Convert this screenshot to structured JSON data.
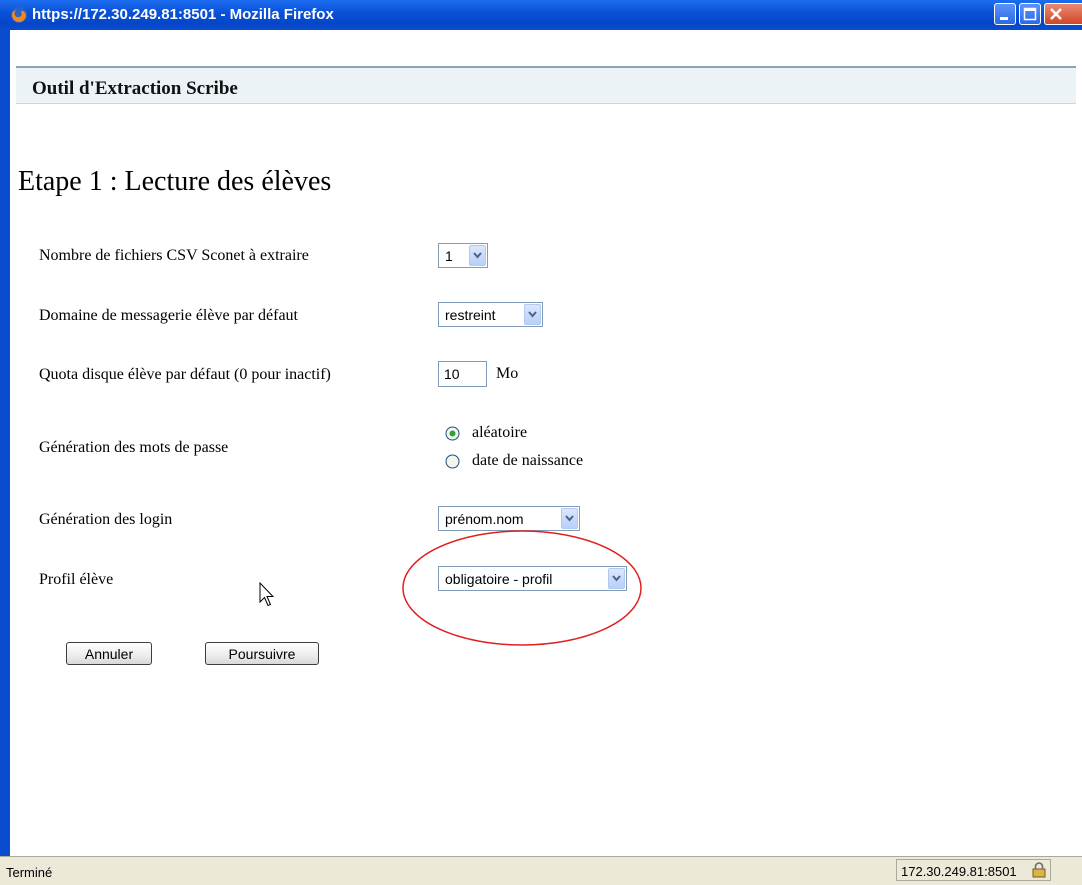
{
  "window": {
    "title": "https://172.30.249.81:8501 - Mozilla Firefox"
  },
  "header": {
    "app_title": "Outil d'Extraction Scribe"
  },
  "page": {
    "title": "Etape 1 : Lecture des élèves"
  },
  "form": {
    "csv_count": {
      "label": "Nombre de fichiers CSV Sconet à extraire",
      "value": "1"
    },
    "mail_domain": {
      "label": "Domaine de messagerie élève par défaut",
      "value": "restreint"
    },
    "quota": {
      "label": "Quota disque élève par défaut (0 pour inactif)",
      "value": "10",
      "unit": "Mo"
    },
    "password": {
      "label": "Génération des mots de passe",
      "options": [
        "aléatoire",
        "date de naissance"
      ],
      "selected": "aléatoire"
    },
    "login": {
      "label": "Génération des login",
      "value": "prénom.nom"
    },
    "profile": {
      "label": "Profil élève",
      "value": "obligatoire - profil"
    }
  },
  "buttons": {
    "cancel": "Annuler",
    "continue": "Poursuivre"
  },
  "status": {
    "text": "Terminé",
    "url": "172.30.249.81:8501"
  },
  "colors": {
    "titlebar": "#0a4cd0",
    "annotation": "#e02020",
    "header_bg": "#ecf3f6"
  },
  "icons": {
    "browser": "firefox-icon",
    "status_lock": "lock-icon"
  }
}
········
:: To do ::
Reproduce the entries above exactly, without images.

:: Response ::
Convert this screenshot to structured JSON data.
{
  "window": {
    "title": "https://172.30.249.81:8501 - Mozilla Firefox"
  },
  "header": {
    "app_title": "Outil d'Extraction Scribe"
  },
  "page": {
    "title": "Etape 1 : Lecture des élèves"
  },
  "form": {
    "csv_count": {
      "label": "Nombre de fichiers CSV Sconet à extraire",
      "value": "1"
    },
    "mail_domain": {
      "label": "Domaine de messagerie élève par défaut",
      "value": "restreint"
    },
    "quota": {
      "label": "Quota disque élève par défaut (0 pour inactif)",
      "value": "10",
      "unit": "Mo"
    },
    "password": {
      "label": "Génération des mots de passe",
      "options": [
        "aléatoire",
        "date de naissance"
      ],
      "selected": "aléatoire"
    },
    "login": {
      "label": "Génération des login",
      "value": "prénom.nom"
    },
    "profile": {
      "label": "Profil élève",
      "value": "obligatoire - profil"
    }
  },
  "buttons": {
    "cancel": "Annuler",
    "continue": "Poursuivre"
  },
  "status": {
    "text": "Terminé",
    "url": "172.30.249.81:8501"
  },
  "colors": {
    "titlebar": "#0a4cd0",
    "annotation": "#e02020",
    "header_bg": "#ecf3f6"
  },
  "icons": {
    "browser": "firefox-icon",
    "status_lock": "lock-icon"
  }
}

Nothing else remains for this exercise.